Landscape contractors and gardening supply centres are at the heart of the more elaborate exhibits, but the show is really a communal effort. Garden clubs demonstrate their talents landscaping courtyards or patios, florist shops fashion stylish centrepieces in dream-like wedding scenes and patient artisans create collages using nothing but pressed flowers that read like Monet-esque masterpieces. There is also a miniatures category, where elaborate dollhouse-scale landscapes, which are just as dramatic as their full-scale counterparts, are displayed in shadowboxes.
A learning experience
The region has several high schools and colleges with horticulture curricula who participate in the show, and the students’ aim is to educate the public by putting their studies into practice. The students plan, build and maintain their exhibits with the same enthusiasm as the pros.
“It’s a great experience for our students to see the industry professionals at work,” said Barbara Brown, chairperson for the W. B. Saul High School of Agricultural Sciences display. “They are the future of horticulture, so this interaction reinforces what we do in the classroom.”

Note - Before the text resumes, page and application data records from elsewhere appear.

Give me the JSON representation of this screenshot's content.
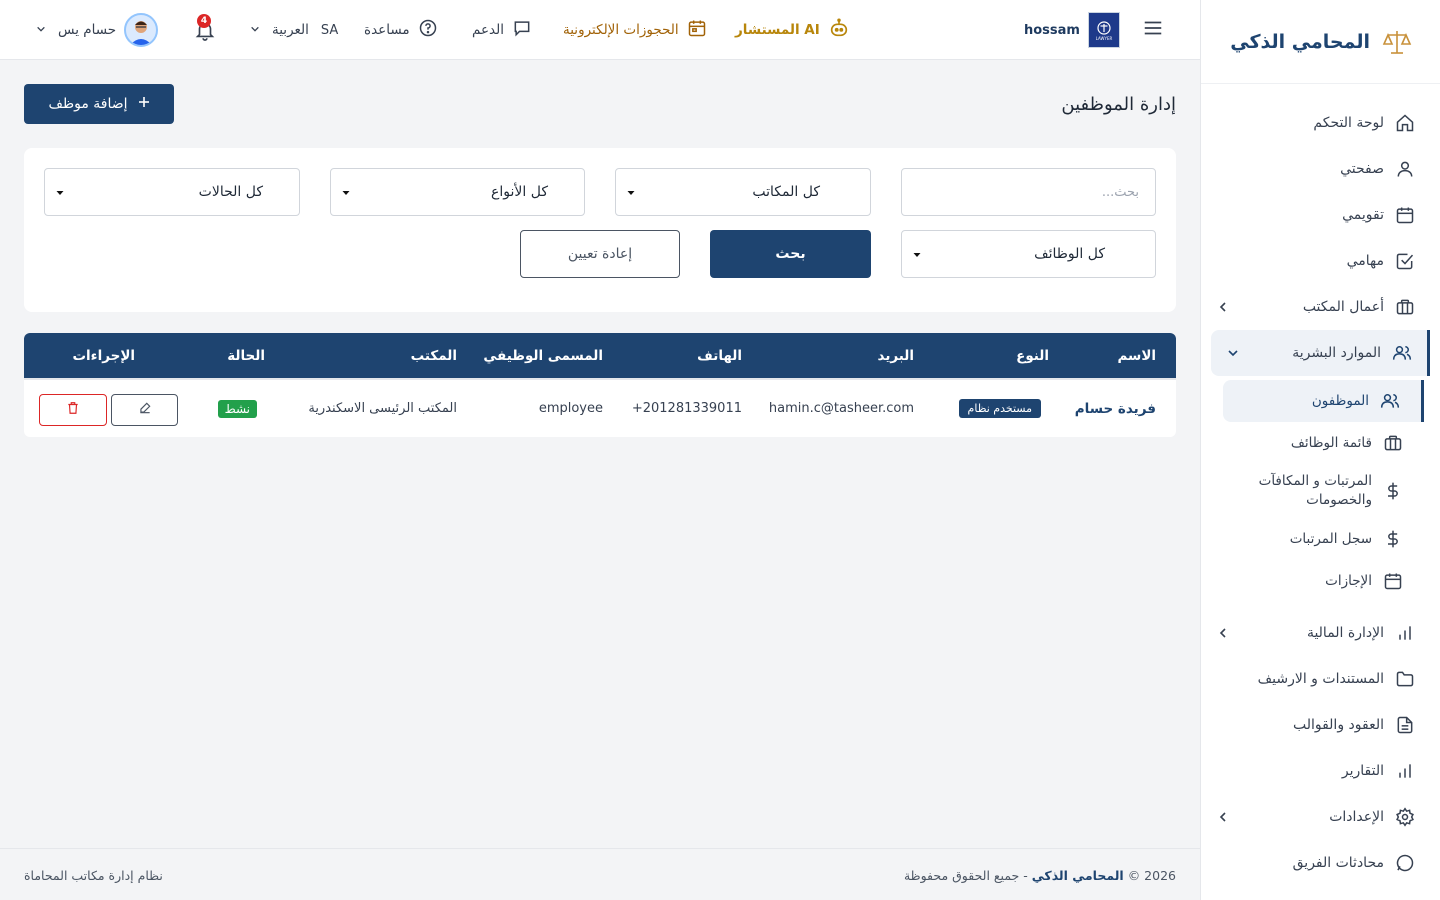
{
  "brand": {
    "name": "المحامي الذكي"
  },
  "topbar": {
    "user_name": "حسام يس",
    "notification_count": "4",
    "language": "العربية",
    "country_code": "SA",
    "help": "مساعدة",
    "support": "الدعم",
    "bookings": "الحجوزات الإلكترونية",
    "ai_advisor": "المستشار AI",
    "office_name": "hossam",
    "logo_text": "LAWYER"
  },
  "sidebar": {
    "items": [
      {
        "label": "لوحة التحكم",
        "icon": "home-icon"
      },
      {
        "label": "صفحتي",
        "icon": "user-icon"
      },
      {
        "label": "تقويمي",
        "icon": "calendar-icon"
      },
      {
        "label": "مهامي",
        "icon": "check-square-icon"
      },
      {
        "label": "أعمال المكتب",
        "icon": "briefcase-icon"
      },
      {
        "label": "الموارد البشرية",
        "icon": "users-icon"
      },
      {
        "label": "الإدارة المالية",
        "icon": "bar-chart-icon"
      },
      {
        "label": "المستندات و الارشيف",
        "icon": "folder-icon"
      },
      {
        "label": "العقود والقوالب",
        "icon": "file-text-icon"
      },
      {
        "label": "التقارير",
        "icon": "bar-chart-icon"
      },
      {
        "label": "الإعدادات",
        "icon": "gear-icon"
      },
      {
        "label": "محادثات الفريق",
        "icon": "chat-icon"
      }
    ],
    "hr_sub": [
      {
        "label": "الموظفون"
      },
      {
        "label": "قائمة الوظائف"
      },
      {
        "label": "المرتبات و المكافآت والخصومات"
      },
      {
        "label": "سجل المرتبات"
      },
      {
        "label": "الإجازات"
      }
    ]
  },
  "page": {
    "title": "إدارة الموظفين",
    "add_button": "إضافة موظف"
  },
  "filters": {
    "search_placeholder": "بحث...",
    "offices": "كل المكاتب",
    "types": "كل الأنواع",
    "statuses": "كل الحالات",
    "jobs": "كل الوظائف",
    "search_button": "بحث",
    "reset_button": "إعادة تعيين"
  },
  "table": {
    "headers": {
      "name": "الاسم",
      "type": "النوع",
      "email": "البريد",
      "phone": "الهاتف",
      "job_title": "المسمى الوظيفي",
      "office": "المكتب",
      "status": "الحالة",
      "actions": "الإجراءات"
    },
    "rows": [
      {
        "name": "فريدة حسام",
        "type": "مستخدم نظام",
        "email": "hamin.c@tasheer.com",
        "phone": "+201281339011",
        "job_title": "employee",
        "office": "المكتب الرئيسى الاسكندرية",
        "status": "نشط"
      }
    ]
  },
  "footer": {
    "copyright_prefix": "© 2026",
    "copyright_brand": "المحامي الذكي",
    "copyright_suffix": "- جميع الحقوق محفوظة",
    "system_name": "نظام إدارة مكاتب المحاماة"
  },
  "colors": {
    "primary": "#1e4470",
    "accent": "#b8860b",
    "success": "#22a04b",
    "danger": "#dc2626"
  }
}
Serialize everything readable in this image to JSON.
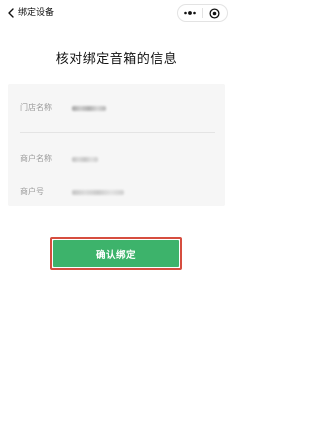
{
  "nav": {
    "title": "绑定设备",
    "icons": [
      "chevron-left-icon",
      "more-dots-icon",
      "close-circle-icon"
    ]
  },
  "page": {
    "title": "核对绑定音箱的信息"
  },
  "info": {
    "rows": [
      {
        "label": "门店名称"
      },
      {
        "label": "商户名称"
      },
      {
        "label": "商户号"
      }
    ]
  },
  "action": {
    "confirm_label": "确认绑定"
  },
  "colors": {
    "primary": "#3db36b",
    "highlight_border": "#d64d3f",
    "card_bg": "#f6f6f6",
    "label": "#9a9a9a"
  }
}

The high school’s exhibit, “Tee Time,” hopes to emulate the landscape of beloved Scottish golf courses. Students from the landscape design, greenhouse sciences and landscape construction classes have been mocking up the exhibit at the school. Once complete, it will be broken down, transported to the convention centre and reassembled. Saul students man the display during the run of the show, answering questions about the exhibit and the school, the only working farm within the city proper.
Philadelphia has a rich gardening history, dating back to John Bartram (1699-1777), the founder of American botany, and it takes an army of modern-day enthusiasts to design, construct, and maintain the creations. All the plant species on exhibit, from the largest tree to the smallest miniature, are absolutely real and require care to sustain their genuine essence in the artificial setting.
Most show visitors will have little knowledge of the science and skill required to force plants from dormancy into leaf and bloom weeks ahead of their natural cycles, nor the efforts undertaken to have the displays looking as fresh on the final day as they appear on day one. But like any magic trick, the point is in the appreciation, not the mechanics. PHS is offering pre-show viewings as well, so those interested in the construction process can check out the behind-the-scenes action.
The options are boundless. Savour the sights and smells. Gather ideas and tips from experts. Watch a demonstration on plant care or flower arranging. For those in need of a little shopping therapy, the show contains acres of retail space, vendors from all corners of the globe, selling an assortment of wares from cut flowers to garden gnomes to sundials. This year’s show promises to have vendors with unique items from “across the pond,” so you might be able to get yourself a new jumper, brolly or even a pair of Wellies.